Within these entries, which lines include the string "페이로드"? Copy each one.

::: Extracted information

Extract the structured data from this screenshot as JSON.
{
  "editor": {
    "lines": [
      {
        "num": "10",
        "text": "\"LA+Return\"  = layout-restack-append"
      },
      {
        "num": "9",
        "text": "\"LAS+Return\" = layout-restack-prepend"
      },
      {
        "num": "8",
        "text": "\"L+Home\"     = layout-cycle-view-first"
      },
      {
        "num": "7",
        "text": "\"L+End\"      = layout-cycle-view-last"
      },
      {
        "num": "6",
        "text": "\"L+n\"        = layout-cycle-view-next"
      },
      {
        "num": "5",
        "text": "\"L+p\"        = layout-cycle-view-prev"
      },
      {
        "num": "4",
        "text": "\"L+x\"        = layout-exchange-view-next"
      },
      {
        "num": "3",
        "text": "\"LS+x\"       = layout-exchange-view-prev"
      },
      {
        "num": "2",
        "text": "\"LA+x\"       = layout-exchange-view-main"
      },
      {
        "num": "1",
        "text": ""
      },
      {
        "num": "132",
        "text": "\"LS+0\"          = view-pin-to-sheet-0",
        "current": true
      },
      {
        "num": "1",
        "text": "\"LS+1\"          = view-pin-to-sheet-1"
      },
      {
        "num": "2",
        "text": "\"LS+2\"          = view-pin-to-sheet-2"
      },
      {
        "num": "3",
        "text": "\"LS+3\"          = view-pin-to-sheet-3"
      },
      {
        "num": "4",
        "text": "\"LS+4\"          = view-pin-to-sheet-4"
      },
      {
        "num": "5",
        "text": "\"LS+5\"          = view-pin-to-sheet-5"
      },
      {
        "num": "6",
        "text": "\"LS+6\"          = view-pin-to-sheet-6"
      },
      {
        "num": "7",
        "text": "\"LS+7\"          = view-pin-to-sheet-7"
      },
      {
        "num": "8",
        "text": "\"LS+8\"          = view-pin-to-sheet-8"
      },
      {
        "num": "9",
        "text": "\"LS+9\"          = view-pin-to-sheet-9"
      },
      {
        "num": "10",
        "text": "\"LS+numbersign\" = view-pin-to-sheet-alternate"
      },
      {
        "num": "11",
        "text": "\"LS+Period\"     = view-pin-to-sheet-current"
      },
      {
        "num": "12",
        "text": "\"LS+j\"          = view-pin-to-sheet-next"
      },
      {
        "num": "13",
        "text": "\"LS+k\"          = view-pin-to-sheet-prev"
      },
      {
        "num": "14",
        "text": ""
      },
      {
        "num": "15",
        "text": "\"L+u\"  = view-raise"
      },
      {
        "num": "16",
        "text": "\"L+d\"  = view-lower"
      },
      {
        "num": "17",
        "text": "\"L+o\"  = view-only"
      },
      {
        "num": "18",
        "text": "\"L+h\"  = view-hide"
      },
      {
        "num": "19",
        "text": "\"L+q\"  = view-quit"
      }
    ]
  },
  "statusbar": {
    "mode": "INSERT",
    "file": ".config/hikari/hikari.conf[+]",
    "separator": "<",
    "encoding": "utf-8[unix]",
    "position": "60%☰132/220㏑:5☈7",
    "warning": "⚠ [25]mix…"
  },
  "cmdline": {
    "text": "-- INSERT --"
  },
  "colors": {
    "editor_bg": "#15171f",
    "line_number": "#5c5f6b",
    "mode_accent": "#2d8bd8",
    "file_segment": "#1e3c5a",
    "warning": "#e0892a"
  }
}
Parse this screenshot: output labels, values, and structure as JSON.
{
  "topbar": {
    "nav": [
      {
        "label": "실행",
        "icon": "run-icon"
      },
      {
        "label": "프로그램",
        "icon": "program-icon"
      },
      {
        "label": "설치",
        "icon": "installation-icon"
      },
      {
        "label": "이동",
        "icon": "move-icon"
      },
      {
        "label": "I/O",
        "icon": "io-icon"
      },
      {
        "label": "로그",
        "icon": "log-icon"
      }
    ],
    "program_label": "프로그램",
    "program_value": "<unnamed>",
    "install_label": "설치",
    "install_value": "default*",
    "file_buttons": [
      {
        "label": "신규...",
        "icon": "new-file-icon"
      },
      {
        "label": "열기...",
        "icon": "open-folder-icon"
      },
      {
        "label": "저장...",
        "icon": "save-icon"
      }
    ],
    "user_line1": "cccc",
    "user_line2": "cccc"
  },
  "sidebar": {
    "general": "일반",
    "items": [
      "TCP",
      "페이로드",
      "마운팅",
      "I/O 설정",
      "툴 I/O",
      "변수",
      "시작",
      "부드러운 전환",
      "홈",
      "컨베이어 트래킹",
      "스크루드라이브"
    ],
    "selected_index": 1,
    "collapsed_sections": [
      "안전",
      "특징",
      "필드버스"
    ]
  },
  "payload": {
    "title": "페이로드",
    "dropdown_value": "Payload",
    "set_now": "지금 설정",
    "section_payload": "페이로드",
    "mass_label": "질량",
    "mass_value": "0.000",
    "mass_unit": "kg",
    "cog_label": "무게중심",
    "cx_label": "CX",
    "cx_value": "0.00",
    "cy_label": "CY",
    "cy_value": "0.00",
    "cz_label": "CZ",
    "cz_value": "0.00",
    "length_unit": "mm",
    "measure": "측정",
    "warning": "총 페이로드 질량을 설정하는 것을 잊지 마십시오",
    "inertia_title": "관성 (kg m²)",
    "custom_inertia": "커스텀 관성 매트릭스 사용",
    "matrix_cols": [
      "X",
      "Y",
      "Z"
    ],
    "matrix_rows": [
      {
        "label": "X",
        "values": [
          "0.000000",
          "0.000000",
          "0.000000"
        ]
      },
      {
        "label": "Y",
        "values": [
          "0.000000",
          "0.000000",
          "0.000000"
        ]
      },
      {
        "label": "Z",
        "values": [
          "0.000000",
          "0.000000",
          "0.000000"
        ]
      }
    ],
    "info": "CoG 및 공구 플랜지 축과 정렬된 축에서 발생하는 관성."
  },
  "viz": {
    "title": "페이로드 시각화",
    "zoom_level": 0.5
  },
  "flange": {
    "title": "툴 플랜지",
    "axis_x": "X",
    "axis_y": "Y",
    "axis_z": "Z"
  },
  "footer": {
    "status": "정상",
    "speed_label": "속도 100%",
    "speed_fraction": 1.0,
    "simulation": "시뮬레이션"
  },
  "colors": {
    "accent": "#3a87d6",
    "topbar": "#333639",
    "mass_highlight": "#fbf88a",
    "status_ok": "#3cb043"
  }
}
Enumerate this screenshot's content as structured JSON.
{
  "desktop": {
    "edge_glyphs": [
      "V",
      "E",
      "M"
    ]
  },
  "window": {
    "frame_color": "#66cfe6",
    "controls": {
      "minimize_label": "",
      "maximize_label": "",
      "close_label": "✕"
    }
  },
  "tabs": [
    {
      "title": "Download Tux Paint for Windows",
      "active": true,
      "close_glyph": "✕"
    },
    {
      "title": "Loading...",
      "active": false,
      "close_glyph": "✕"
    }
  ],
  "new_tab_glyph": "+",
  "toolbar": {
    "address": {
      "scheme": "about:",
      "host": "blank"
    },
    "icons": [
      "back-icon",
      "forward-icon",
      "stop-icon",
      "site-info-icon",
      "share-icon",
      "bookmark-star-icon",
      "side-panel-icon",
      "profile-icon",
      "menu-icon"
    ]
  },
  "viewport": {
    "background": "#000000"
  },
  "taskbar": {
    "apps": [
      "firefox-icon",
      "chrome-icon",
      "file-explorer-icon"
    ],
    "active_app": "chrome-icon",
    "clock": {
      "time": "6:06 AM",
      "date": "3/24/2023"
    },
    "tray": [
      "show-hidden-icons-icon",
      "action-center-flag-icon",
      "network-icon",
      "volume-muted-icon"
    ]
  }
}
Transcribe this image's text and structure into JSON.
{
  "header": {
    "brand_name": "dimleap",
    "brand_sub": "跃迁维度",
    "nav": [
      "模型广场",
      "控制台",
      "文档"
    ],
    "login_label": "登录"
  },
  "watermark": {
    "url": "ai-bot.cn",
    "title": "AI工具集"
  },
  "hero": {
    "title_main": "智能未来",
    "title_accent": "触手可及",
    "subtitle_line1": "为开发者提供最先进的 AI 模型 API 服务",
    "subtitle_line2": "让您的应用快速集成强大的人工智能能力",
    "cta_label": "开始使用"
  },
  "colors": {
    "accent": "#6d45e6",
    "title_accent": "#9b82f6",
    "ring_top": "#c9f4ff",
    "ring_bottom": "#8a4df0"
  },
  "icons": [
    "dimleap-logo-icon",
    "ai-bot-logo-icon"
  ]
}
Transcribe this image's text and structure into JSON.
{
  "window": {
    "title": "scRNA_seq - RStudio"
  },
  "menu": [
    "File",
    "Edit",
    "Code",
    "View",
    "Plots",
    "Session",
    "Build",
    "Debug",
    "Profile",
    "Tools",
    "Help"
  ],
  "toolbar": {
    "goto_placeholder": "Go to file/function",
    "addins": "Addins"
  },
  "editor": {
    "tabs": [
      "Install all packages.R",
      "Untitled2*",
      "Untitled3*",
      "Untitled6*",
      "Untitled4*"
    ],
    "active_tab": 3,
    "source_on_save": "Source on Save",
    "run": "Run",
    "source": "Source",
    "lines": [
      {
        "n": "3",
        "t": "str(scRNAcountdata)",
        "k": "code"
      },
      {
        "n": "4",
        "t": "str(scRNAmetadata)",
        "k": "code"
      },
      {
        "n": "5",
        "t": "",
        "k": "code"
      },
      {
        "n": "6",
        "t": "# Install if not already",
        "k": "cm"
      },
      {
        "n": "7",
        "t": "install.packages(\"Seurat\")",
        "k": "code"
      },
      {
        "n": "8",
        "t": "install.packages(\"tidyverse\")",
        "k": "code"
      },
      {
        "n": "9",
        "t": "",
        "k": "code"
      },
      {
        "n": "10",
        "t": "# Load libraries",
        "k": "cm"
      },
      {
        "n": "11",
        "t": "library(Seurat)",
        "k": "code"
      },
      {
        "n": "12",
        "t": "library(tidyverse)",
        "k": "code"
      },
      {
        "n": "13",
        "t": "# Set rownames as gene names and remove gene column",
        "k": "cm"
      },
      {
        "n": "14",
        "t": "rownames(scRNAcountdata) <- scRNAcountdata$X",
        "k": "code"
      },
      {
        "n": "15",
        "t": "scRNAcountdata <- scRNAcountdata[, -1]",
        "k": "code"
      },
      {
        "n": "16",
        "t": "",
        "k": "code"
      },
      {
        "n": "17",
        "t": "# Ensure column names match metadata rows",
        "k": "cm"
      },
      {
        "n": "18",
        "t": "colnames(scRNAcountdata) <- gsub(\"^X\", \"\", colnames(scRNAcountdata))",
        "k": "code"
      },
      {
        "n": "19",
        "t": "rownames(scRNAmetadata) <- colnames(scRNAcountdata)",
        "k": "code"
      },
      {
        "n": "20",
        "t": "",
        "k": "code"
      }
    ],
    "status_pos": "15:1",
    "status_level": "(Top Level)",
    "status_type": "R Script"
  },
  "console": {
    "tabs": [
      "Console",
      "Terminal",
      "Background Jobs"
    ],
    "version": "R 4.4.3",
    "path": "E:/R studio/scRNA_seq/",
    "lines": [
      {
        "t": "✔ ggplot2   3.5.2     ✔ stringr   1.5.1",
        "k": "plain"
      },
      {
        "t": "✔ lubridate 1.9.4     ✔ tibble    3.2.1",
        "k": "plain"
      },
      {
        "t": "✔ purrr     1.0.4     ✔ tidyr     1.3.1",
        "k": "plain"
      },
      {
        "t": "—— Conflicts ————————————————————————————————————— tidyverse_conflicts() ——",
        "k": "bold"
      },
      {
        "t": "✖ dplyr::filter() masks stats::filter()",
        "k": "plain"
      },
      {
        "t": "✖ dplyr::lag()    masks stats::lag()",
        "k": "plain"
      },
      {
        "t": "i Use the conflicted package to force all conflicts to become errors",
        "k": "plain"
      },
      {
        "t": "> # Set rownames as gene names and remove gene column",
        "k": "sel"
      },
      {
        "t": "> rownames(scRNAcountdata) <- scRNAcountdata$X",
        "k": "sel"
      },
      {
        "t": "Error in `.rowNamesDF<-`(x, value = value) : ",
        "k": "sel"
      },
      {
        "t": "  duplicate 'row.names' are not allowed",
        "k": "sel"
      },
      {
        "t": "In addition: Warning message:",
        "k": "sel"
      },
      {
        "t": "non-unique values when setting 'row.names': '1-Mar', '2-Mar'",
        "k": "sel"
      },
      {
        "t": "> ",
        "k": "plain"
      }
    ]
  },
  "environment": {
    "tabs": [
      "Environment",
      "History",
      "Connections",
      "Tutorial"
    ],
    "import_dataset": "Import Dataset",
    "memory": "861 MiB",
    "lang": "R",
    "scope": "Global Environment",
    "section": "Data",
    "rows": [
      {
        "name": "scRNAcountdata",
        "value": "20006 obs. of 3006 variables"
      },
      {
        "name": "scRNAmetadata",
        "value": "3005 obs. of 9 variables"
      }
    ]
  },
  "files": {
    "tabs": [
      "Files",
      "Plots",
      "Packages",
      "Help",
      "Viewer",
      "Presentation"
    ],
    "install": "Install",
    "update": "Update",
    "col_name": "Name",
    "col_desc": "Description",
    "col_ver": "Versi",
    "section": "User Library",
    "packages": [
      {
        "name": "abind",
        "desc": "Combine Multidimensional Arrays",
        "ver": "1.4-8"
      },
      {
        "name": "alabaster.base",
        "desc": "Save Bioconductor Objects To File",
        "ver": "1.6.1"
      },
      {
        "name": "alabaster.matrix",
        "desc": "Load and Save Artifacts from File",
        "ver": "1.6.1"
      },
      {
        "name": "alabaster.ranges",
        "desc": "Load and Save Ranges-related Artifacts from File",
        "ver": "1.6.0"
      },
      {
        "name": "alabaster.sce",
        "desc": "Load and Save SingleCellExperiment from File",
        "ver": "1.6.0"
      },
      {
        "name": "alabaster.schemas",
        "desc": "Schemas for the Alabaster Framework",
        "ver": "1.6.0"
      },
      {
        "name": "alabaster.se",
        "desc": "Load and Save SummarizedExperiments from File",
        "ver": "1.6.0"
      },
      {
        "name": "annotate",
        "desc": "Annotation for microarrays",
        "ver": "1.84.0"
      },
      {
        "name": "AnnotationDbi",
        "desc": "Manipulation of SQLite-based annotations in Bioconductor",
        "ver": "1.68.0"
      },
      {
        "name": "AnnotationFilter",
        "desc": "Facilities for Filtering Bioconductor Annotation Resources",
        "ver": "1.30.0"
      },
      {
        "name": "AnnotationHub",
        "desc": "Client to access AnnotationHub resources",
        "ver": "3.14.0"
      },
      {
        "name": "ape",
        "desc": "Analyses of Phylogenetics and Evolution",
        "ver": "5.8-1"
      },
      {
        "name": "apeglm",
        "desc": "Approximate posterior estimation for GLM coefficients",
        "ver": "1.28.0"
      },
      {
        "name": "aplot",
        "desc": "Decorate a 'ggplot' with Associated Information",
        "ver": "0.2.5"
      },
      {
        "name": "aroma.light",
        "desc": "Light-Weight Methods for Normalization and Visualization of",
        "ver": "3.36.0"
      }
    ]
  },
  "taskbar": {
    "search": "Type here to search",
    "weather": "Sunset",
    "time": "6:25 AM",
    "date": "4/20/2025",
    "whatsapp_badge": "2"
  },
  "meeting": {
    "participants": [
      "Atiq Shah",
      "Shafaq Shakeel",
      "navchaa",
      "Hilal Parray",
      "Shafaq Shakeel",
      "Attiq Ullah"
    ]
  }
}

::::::

● **Response area**
      "페이로드",
    "title": "페이로드",
    "section_payload": "페이로드",
    "warning": "총 페이로드 질량을 설정하는 것을 잊지 마십시오",
    "title": "페이로드 시각화",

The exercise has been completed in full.